66 Vauchez, Sainthood, p. 447.
67 Finucane, Ronald C., Miracles and Pilgrims: Popular Beliefs in Medieval England (London, 1977), pp. 69–70.Google Scholar
68 Vauchez, Sainthood, p. 470.
69 Finucane, Ronald C., The Rescue of the Innocents: Endangered Children in Medieval Miracles (New York, 1997), pp. 158–63.Google Scholar
70 Ibid., p. 98.
71 Knox and Leslie, The Miracles of King Henry VI, pp. 51–52; Grosjean, Henrici VI Angliae Regis Miracula Postuma, pp. 35–36: “Siquidem puella quedam triennis dum coetaneis comitata suaptim lusitantibus sub stasse non modica focalium resideret, casu precipiti et infausto truncus ingens ex stasse proruens, tactam in pectore vel stomacho earn obruit, stratamque resupinam in lutum tanto pondere compressit, ut vitalem ex ea spiritum protinus effugaret. Neque enim possibile erat toto corpora conquassato, in ea remanere vite spiraculum. Extitit quippe tantillus truncus ille, ut vix a duobus adultis potuisset ammoveri. Facti igitur horrore turbata, socialis illa turba infancium continuo dispergitur, segregatìque extemplo atque hinc inde cursìtantes, vel ululato fortasse vel fuga ipsa, non verbis, rem aliquam inopinatam contigisse significant. Quo fortassis ammonitus pater ocurrit, cupiens quid actum sit agnoscere, prospiciensque eminus prostratam suam sobolem agnovit Bea-tricem. Attonitus igitur non modicum accelerava gressum. Porro cum appropriasse!, cernens infan-tulam tam immani mortis genere iam defunctam, palluit vulto, cordeque concussus doloris spiculo…”

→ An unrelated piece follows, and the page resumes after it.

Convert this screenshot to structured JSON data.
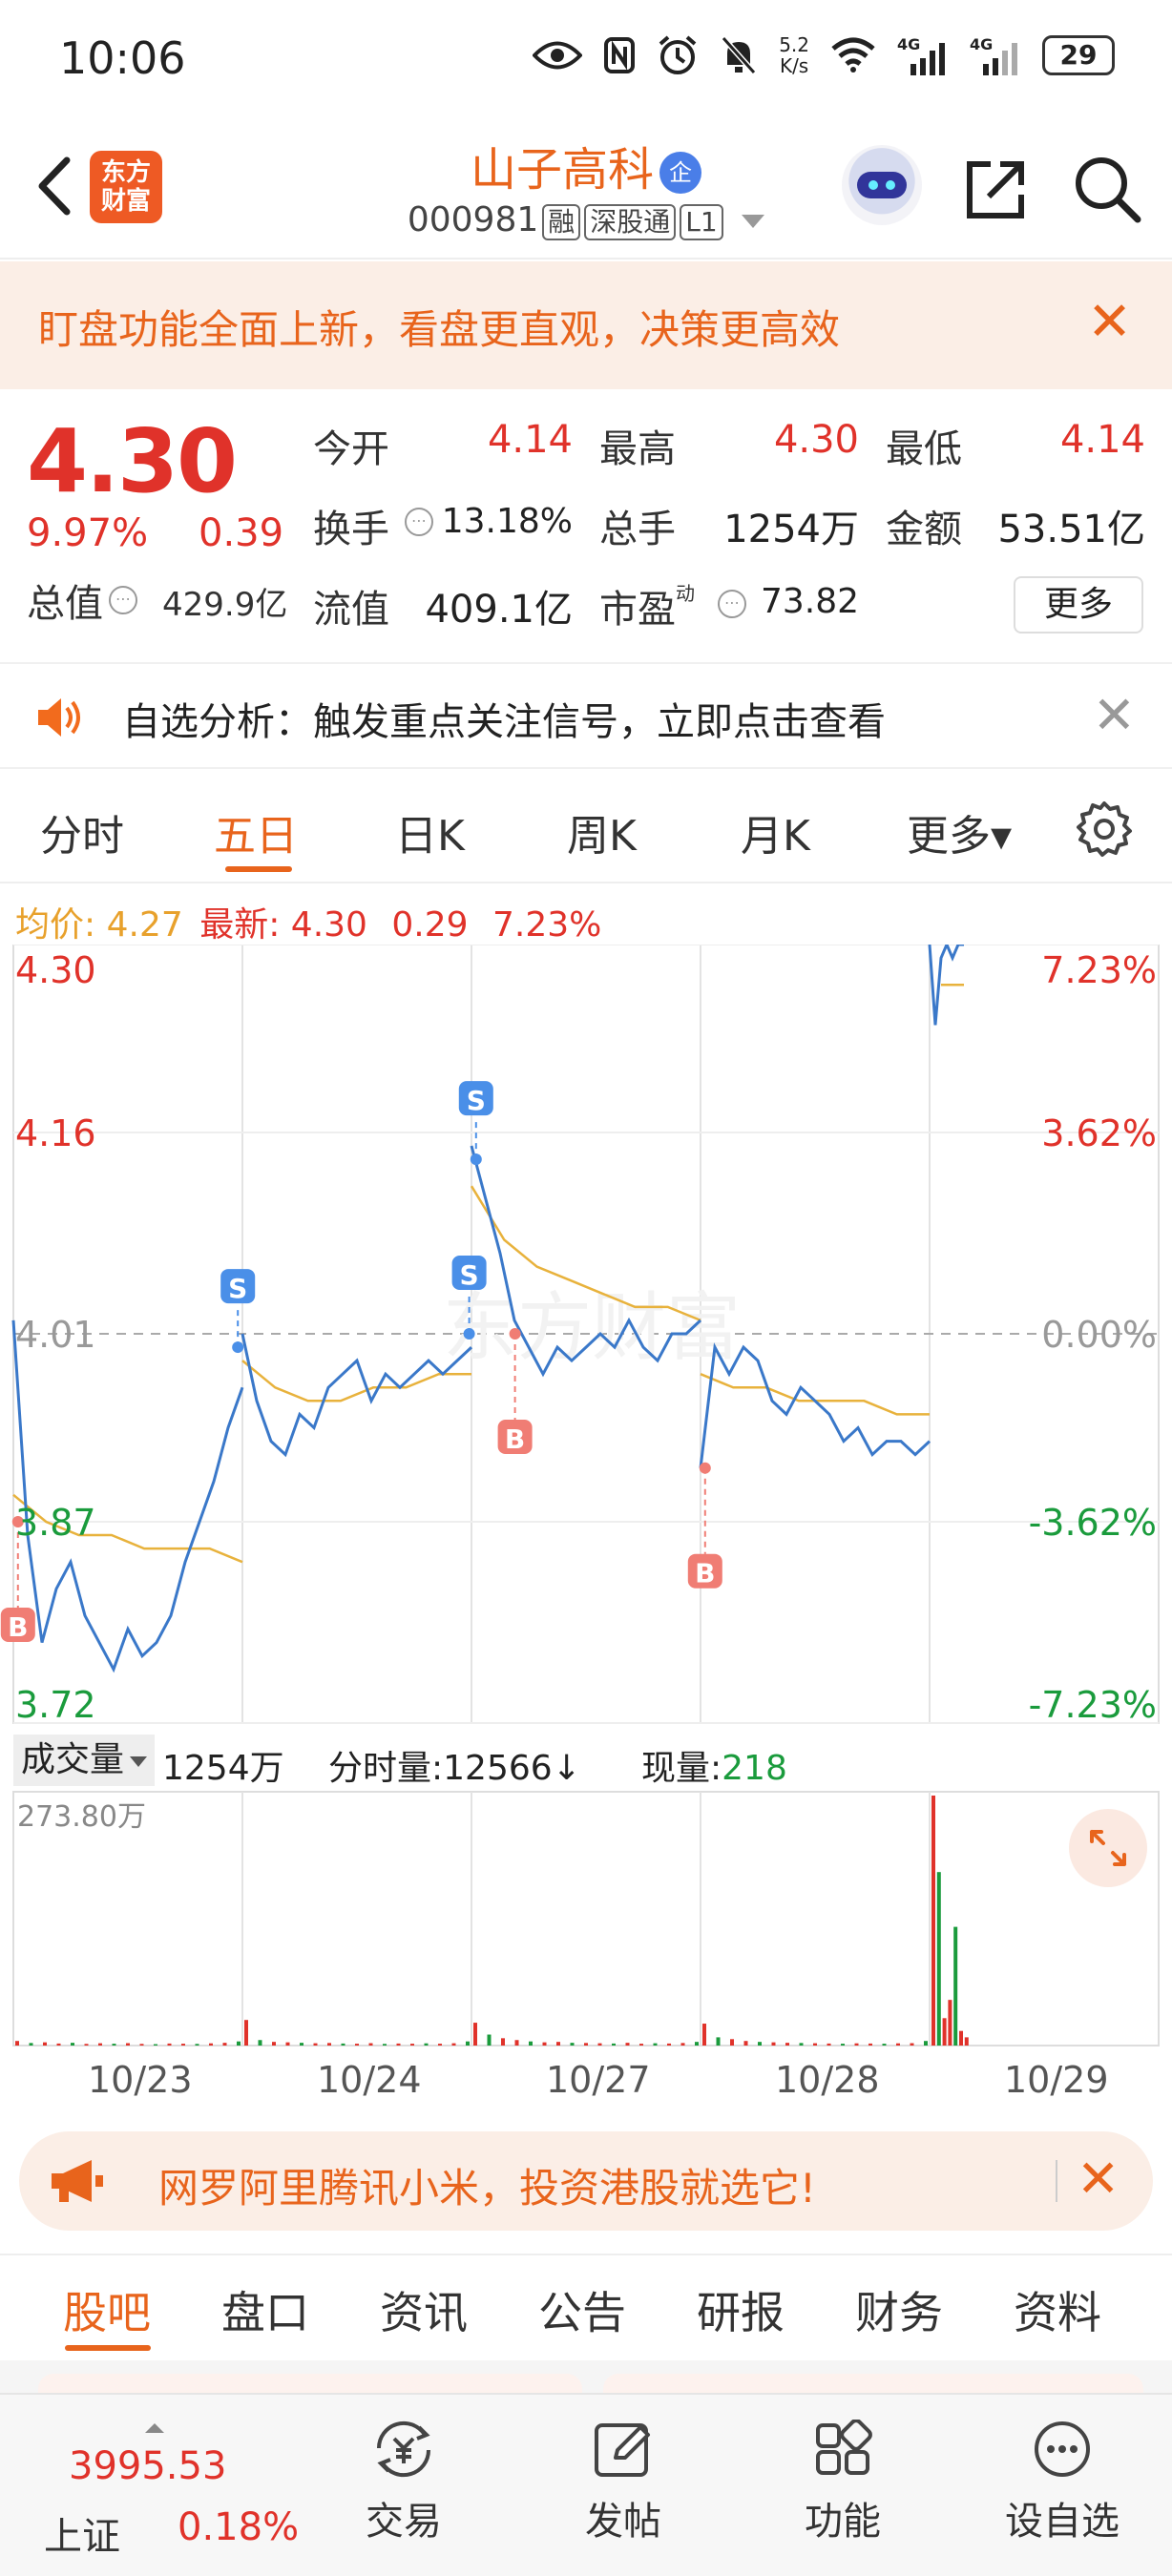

72 Knox and Leslie, The Miracles of King Henry VI, pp. 100–02; Grosjean, Henrici VI Angliae Regis Miracula Postuma, p. 118: “…simplices utique ambo ac bone opinionis viri, opibus licet satis tenues, utputa qui extrema rura colentes vix multo sudore sibi suisque vite necessaria procurabante.…
73 Knox and Leslie, The Miracles of King Henry VI, pp. 100–02; Grosjean, Henrici VI Angliae Regis Miracula Postuma, p. 119: “…et ad nubes usque tam ingentis timoris excucientes horrorem.…”
74 Knox and Leslie, The Miracles of King Henry VI, pp. 116–17; Grosjean, Henrici VI Angliae Regis Miracula Postuma, p. 142: “Siqidem, et plus fletibus vel horrore incompositi clamoris quam verbis sensum facientibus, convicaneos e suis evocat sedibus et vicinos. Ut quid igitur plura referam? Irruit extemplo in domum utriusque sexus haud modica multitude Plangunt universi mestissime marris miseriam.…”
75 See Finucane, Miracles and Pilgrims, pp. 156–59; also Sigal, Pierre-André, L’homme et le miracle dans la France médiéval (xie-xiie siècle) (Paris, 1985), pp. 182–88.Google Scholar
76 Walker, “Political Saints,” p. 86, mentions this later direction of the cult; see an example in the compilation Horae Beatae Mariae of c. 1527, Columbus, Ohio State University Library BX 2080. A3 S3 RARE fol. 82r, wherein Henry appears alongside St. Roche as a plague-saint.